# [WORK ORDER]
Every line of the data that includes "Output" should be copied out.

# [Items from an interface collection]
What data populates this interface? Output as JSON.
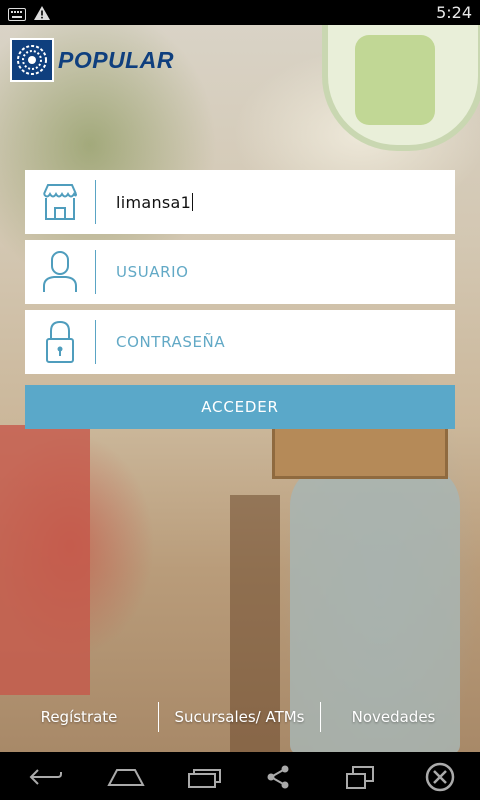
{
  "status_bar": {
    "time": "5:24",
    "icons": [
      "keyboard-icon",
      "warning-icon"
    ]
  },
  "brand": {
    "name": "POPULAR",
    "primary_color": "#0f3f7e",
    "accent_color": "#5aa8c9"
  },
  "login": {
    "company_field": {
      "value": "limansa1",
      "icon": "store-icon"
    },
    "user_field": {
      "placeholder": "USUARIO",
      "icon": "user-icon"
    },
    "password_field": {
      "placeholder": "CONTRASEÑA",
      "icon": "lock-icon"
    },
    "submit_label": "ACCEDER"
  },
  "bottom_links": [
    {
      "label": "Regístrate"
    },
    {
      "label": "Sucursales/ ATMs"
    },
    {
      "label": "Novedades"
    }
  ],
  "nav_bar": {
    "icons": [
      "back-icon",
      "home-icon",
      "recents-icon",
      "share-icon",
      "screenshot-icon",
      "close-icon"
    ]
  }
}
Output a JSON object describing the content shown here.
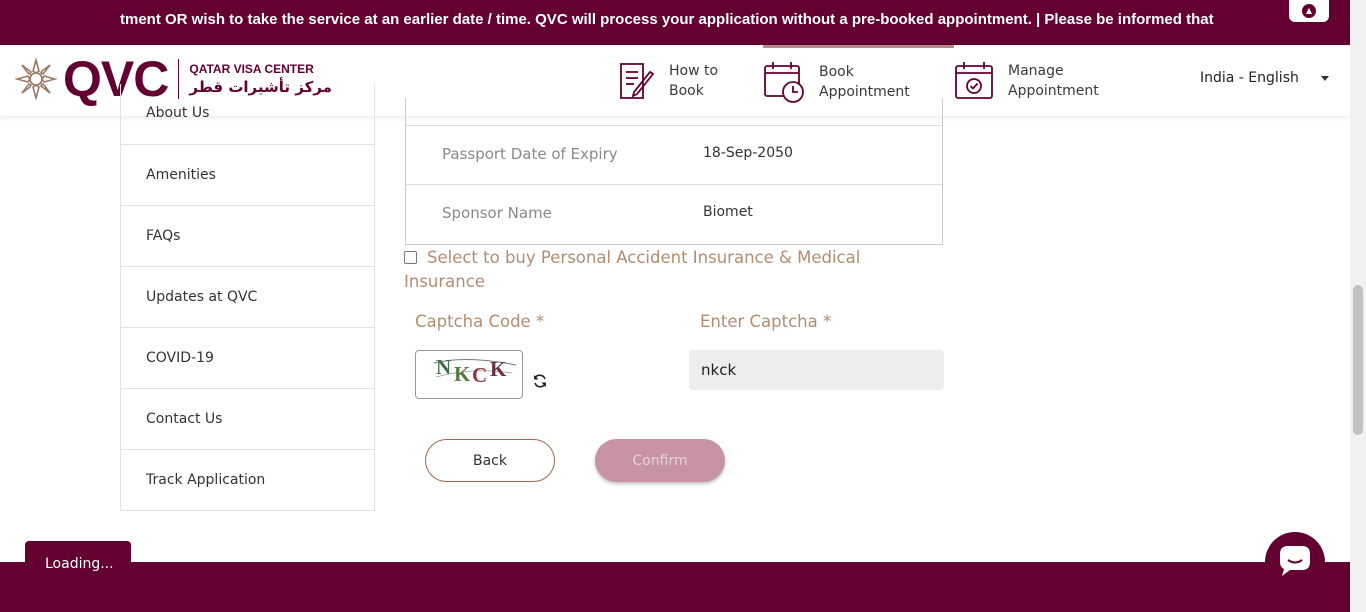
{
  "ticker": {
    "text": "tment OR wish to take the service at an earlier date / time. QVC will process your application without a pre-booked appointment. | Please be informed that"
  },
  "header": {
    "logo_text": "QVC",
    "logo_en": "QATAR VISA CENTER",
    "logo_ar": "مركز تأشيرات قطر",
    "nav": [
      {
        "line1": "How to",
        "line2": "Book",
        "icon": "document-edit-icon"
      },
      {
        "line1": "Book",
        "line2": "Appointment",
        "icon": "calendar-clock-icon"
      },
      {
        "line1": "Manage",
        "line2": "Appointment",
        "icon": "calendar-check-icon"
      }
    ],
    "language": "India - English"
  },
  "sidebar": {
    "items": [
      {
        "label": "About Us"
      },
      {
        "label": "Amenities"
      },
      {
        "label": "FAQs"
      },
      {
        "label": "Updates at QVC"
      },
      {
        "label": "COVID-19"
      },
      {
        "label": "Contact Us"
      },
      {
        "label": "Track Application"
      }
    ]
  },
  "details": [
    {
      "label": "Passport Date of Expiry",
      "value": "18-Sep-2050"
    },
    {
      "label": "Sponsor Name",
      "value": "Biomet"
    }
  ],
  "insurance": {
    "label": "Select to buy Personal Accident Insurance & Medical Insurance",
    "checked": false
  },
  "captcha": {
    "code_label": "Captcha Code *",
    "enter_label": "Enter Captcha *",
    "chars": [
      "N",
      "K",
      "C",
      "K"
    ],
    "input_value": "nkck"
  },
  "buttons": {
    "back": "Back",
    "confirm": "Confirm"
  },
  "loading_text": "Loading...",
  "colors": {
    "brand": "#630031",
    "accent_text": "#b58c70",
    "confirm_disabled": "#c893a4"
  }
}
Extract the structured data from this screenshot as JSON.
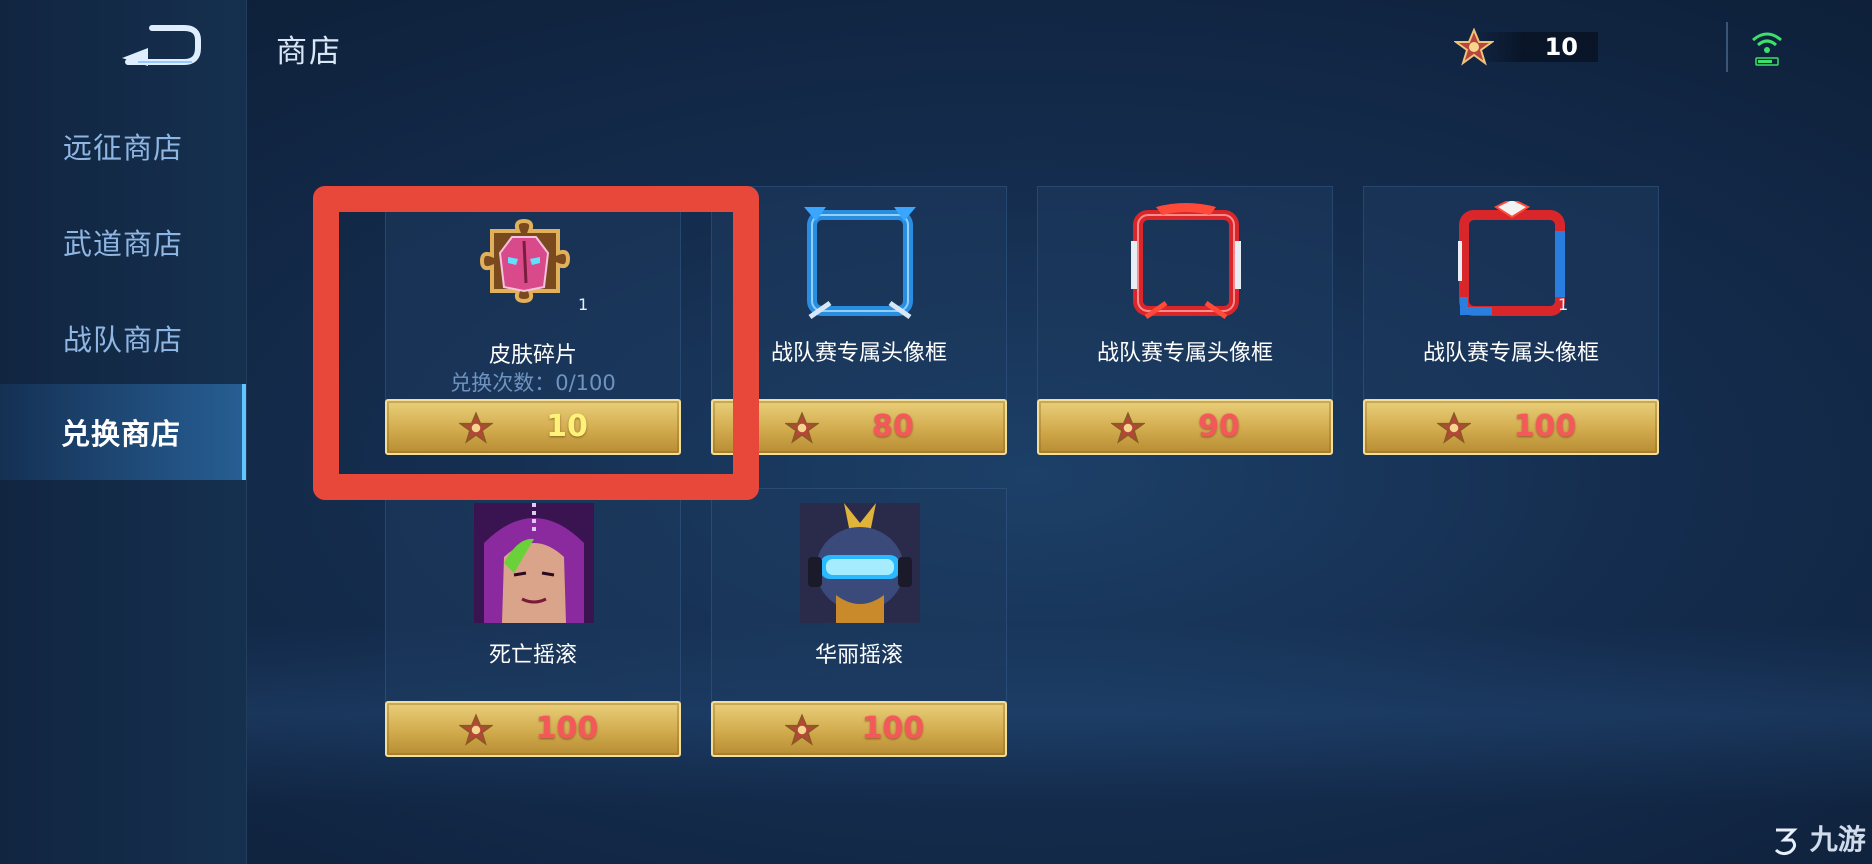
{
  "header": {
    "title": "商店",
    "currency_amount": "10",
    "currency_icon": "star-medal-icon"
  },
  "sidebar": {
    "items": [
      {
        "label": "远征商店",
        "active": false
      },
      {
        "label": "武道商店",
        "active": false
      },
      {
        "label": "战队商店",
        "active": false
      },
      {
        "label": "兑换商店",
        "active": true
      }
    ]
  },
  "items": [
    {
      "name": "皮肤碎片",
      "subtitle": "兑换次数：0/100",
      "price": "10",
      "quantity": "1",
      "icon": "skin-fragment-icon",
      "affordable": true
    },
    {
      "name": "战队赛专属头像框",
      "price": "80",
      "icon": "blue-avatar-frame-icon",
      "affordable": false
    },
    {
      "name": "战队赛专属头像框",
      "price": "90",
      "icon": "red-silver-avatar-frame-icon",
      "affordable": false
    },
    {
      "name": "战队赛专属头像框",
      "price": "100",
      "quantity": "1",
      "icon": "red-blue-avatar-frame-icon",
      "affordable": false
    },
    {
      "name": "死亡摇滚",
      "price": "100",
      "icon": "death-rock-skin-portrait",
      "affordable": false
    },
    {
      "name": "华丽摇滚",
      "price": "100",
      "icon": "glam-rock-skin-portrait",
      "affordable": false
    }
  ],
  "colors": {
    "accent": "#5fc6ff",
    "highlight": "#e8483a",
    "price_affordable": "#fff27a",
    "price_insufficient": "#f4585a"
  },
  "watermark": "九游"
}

# [RESULT BELOW]
What data populates this interface? Output as JSON.
Output a JSON object describing the content shown here.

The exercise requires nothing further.